The Kendall Betts Memorial fund was established in 2016 to honor the memory of the amazing man who founded the Kendall Betts Horn Camp.

Our founder and one of America's most highly regarded hornists, Kendall Betts (1947 – 2016), enjoyed a distinguished career. Born in Philadelphia as the only child of Joseph Kendall Betts and Eva Wilder Betts, he began piano studies at age 6 and horn lessons at the age of 11. While clearly having an unusual talent and a superb work ethic, Mr. Betts was always grateful for having received a fine education in a city with a long musical tradition.

Mr. Betts founded KBHC in 1994. The first of its kind, his camp was to be a rigorous educational experience for motivated horn players of all levels and ages seeking to improve their skills. His approach was to focus on fundamentals, further knowledge of the instrument, and to allow participants access to a superior faculty and staff. He took a personal interest in each participant, their struggles and their progress. Now entering its 23rd season, many feel that this horn family gathering is not to be missed.


Mr. Betts was a graduate of the Interlochen Arts Academy and earned his Bachelor of Music Degree in 1969 at the Curtis Institute of Music. While at the Curtis Institute, he also pursued academic studies at the University of Pennsylvania and participated in the Marlboro Music Festival in Vermont. He counted amongst his instructors: John Barrows, Ward O. Fearn, Don Haddad, Wendell Hoss, and Mason Jones.

Performance career

His professional career began in Philadelphia at the age of 17 while a student. Mr. Betts performed as principal horn with most of the major musical organizations of the area including: the Lyric and Grand Opera Companies, the Concerto Soloists of Philadelphia; the Wilmington (now Delaware) Symphony; and, the Reading Symphony. Additionally, he performed some 250 demonstration concerts in the public schools for Young Audiences, Inc. and served as an extra and substitute horn with the Philadelphia Orchestra. Upon graduation from Curtis, he was engaged as associate principal horn of the Pittsburgh Symphony. One year later, Mr. Betts was appointed by Eugene Ormandy to the horn section of the Philadelphia Orchestra, becoming the youngest musician to join that organization since his teacher, Mason Jones, had joined in 1938.

After a five-year tenure with the Philadelphia Orchestra, Mr. Betts resigned to pursue a free-lance career and immediately became one of the most sought-after musicians in the country. He performed as principal horn with many organizations, including American Ballet Theatre and the Brooklyn Philharmonic, and served as substitute associate principal horn of the New York Philharmonic and the Cincinnati Symphony, as well as an extra with the Los Angeles Philharmonic and the Dallas Symphony. He was also very active in the chamber music and commercial fields, participating at major music festivals, concert series, and both New York and Los Angeles film, television and recording studios. He was a guest artist with the Guarneri String Quartet and the Chamber Music Society of Lincoln Center, and performed throughout the world as a member of the Orpheus Chamber Orchestra. He also was a founder of the North Country Chamber Players of Sugar Hill, NH.

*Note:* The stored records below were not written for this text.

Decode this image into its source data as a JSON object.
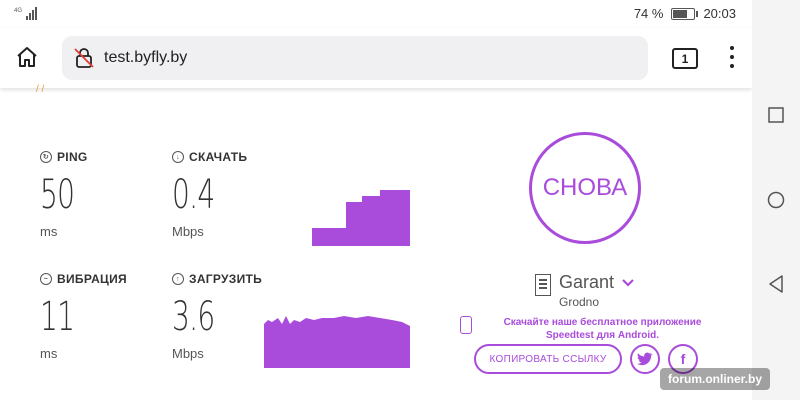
{
  "status": {
    "network": "4G",
    "battery": "74 %",
    "battery_level": 0.74,
    "time": "20:03"
  },
  "browser": {
    "url": "test.byfly.by",
    "tab_count": "1"
  },
  "partial_text": "/ /",
  "metrics": {
    "ping": {
      "label": "PING",
      "value": "50",
      "unit": "ms"
    },
    "download": {
      "label": "СКАЧАТЬ",
      "value": "0.4",
      "unit": "Mbps"
    },
    "jitter": {
      "label": "ВИБРАЦИЯ",
      "value": "11",
      "unit": "ms"
    },
    "upload": {
      "label": "ЗАГРУЗИТЬ",
      "value": "3.6",
      "unit": "Mbps"
    }
  },
  "again_button": "СНОВА",
  "server": {
    "name": "Garant",
    "city": "Grodno"
  },
  "promo": "Скачайте наше бесплатное приложение Speedtest для Android.",
  "copy_link": "КОПИРОВАТЬ ССЫЛКУ",
  "watermark": "forum.onliner.by",
  "colors": {
    "accent": "#a94bdb",
    "graph": "#a94bdb"
  },
  "icons": {
    "home": "home-icon",
    "lock": "lock-icon",
    "menu": "more-vert-icon",
    "nav_square": "recents-icon",
    "nav_circle": "home-nav-icon",
    "nav_back": "back-icon",
    "twitter": "twitter-icon",
    "facebook": "facebook-icon"
  }
}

Mr. Betts served as principal horn of the Minnesota Orchestra from 1979 to 2004 where he was also a frequent soloist performing works of Mozart, Haydn, Richard Strauss, Schumann, Telemann, Britten and others. As well, he made numerous solo appearances with many regional, college and university orchestras and wind ensembles. Mr. Betts was a guest artist on National Public Radio's Saint Paul Sunday Morning on several occasions and performed as substitute principal horn of the Saint Paul Chamber Orchestra, principal natural horn with the Lyra Concert and as principal horn of the Mainly Mozart Festival in San Diego.

Post retirement years

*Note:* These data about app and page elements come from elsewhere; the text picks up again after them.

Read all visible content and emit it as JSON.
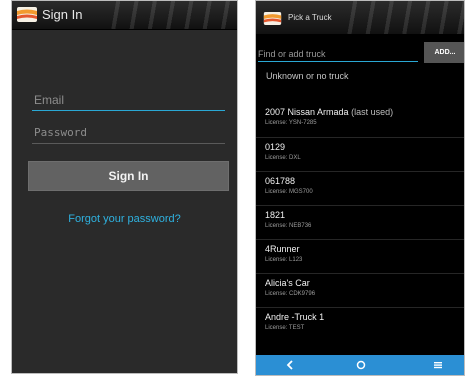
{
  "sign_in_screen": {
    "title": "Sign In",
    "email_placeholder": "Email",
    "password_placeholder": "Password",
    "sign_in_label": "Sign In",
    "forgot_password_label": "Forgot your password?"
  },
  "pick_truck_screen": {
    "title": "Pick a Truck",
    "search_placeholder": "Find or add truck",
    "add_label": "ADD...",
    "no_truck_label": "Unknown or no truck",
    "trucks": [
      {
        "name": "2007 Nissan Armada",
        "suffix": "(last used)",
        "license": "License: YSN-7285"
      },
      {
        "name": "0129",
        "suffix": "",
        "license": "License: DXL"
      },
      {
        "name": "061788",
        "suffix": "",
        "license": "License: MGS700"
      },
      {
        "name": "1821",
        "suffix": "",
        "license": "License: NEB736"
      },
      {
        "name": "4Runner",
        "suffix": "",
        "license": "License: L123"
      },
      {
        "name": "Alicia's Car",
        "suffix": "",
        "license": "License: CDK9796"
      },
      {
        "name": "Andre -Truck 1",
        "suffix": "",
        "license": "License: TEST"
      }
    ],
    "nav": {
      "back_icon": "back-icon",
      "home_icon": "home-icon",
      "menu_icon": "menu-icon"
    }
  },
  "colors": {
    "accent_blue": "#2fb1df",
    "nav_bar_blue": "#2b8fd4",
    "logo_orange": "#f29a2e"
  }
}
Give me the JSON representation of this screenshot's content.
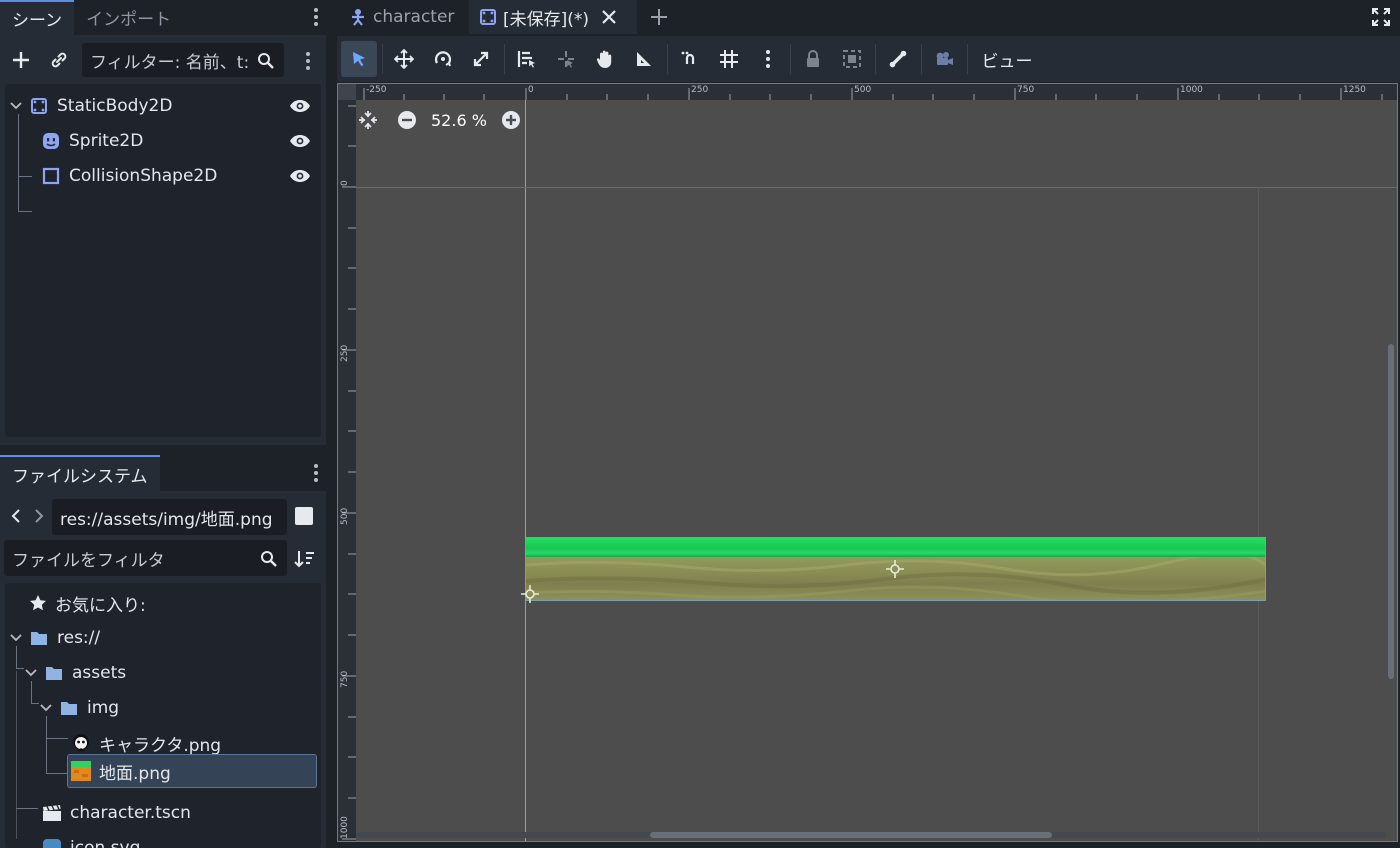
{
  "scene_dock": {
    "tabs": [
      "シーン",
      "インポート"
    ],
    "filter_placeholder": "フィルター: 名前、t:",
    "nodes": [
      {
        "label": "StaticBody2D",
        "icon": "static-body-2d-icon",
        "depth": 0
      },
      {
        "label": "Sprite2D",
        "icon": "sprite-2d-icon",
        "depth": 1
      },
      {
        "label": "CollisionShape2D",
        "icon": "collision-shape-2d-icon",
        "depth": 1
      }
    ]
  },
  "filesystem_dock": {
    "tab": "ファイルシステム",
    "path": "res://assets/img/地面.png",
    "filter_placeholder": "ファイルをフィルタ",
    "favorites_label": "お気に入り:",
    "items": [
      {
        "label": "res://",
        "type": "folder"
      },
      {
        "label": "assets",
        "type": "folder"
      },
      {
        "label": "img",
        "type": "folder"
      },
      {
        "label": "キャラクタ.png",
        "type": "image"
      },
      {
        "label": "地面.png",
        "type": "image",
        "selected": true
      },
      {
        "label": "character.tscn",
        "type": "scene"
      },
      {
        "label": "icon.svg",
        "type": "svg"
      }
    ]
  },
  "editor_tabs": [
    {
      "label": "character",
      "active": false
    },
    {
      "label": "[未保存](*)",
      "active": true
    }
  ],
  "toolbar": {
    "view_label": "ビュー"
  },
  "viewport": {
    "zoom": "52.6 %",
    "ruler_x": [
      "-250",
      "0",
      "250",
      "500",
      "750",
      "1000",
      "1250"
    ],
    "ruler_y": [
      "0",
      "250",
      "500",
      "750",
      "1000"
    ]
  },
  "colors": {
    "accent": "#5b8fe6",
    "node_2d": "#8da5f3",
    "grass": "#1fd35d",
    "dirt": "#8b8c57"
  }
}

After leaving Minnesota, Mr. Betts resided in Sugar Hill, NH. His efforts were then focused on the North Country Chamber Players, teaching, and the important job of maintaining Kendall Betts Horn Camp (KBHC) as the finest horn education program in the world. In 2006, he added horn design and manufacturing to his repertoire following his acquisition of Lawson Brass Instruments from Walter A. Lawson, his close friend and mentor.

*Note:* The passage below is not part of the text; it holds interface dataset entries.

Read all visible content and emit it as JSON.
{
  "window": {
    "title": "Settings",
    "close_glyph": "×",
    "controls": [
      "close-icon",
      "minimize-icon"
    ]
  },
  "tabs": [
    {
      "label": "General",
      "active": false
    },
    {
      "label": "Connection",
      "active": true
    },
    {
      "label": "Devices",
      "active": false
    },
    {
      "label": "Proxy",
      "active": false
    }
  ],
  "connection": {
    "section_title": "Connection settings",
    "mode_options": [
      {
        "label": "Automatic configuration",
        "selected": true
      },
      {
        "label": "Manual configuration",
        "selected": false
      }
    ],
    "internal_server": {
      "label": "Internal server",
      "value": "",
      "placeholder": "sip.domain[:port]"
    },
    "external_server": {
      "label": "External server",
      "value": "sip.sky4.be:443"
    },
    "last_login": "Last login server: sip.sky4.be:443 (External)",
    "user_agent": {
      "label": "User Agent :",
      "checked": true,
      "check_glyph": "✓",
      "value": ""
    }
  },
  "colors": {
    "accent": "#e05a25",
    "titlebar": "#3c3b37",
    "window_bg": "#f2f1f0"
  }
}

As an educator

As a committed educator throughout his career, Mr. Betts was a resident artist and horn instructor at the University of New Hampshire in Durham. Other past educational affiliations included: adjunct positions at Duquesne University, Temple University, Pennsylvania College of the Performing Arts, The New School of Music, Swarthmore College, University of Wisconsin - Eau Claire, and the University of Minnesota. He was a much sought-after clinician by many universities and appeared as a recitalist at workshops for the International Horn Society, on whose Advisory Council he served from 1994 -1999.

Former students of Mr. Betts’s studio and from KBHC can be found performing in major orchestras and chamber ensembles throughout the world as well as teaching at leading educational institutions.


Mr. Betts enjoyed spending time with his daughter, Lucy. He was a gourmet chef and famous for his NC pulled pork barbeque, still served at KBHC. He enjoyed automobiles. He had a keen sense of humor maintained even during the final days of his illness. His spontaneity and infectious laugh are missed.

Kendall Betts

Founder, Kendall Betts Horn Camp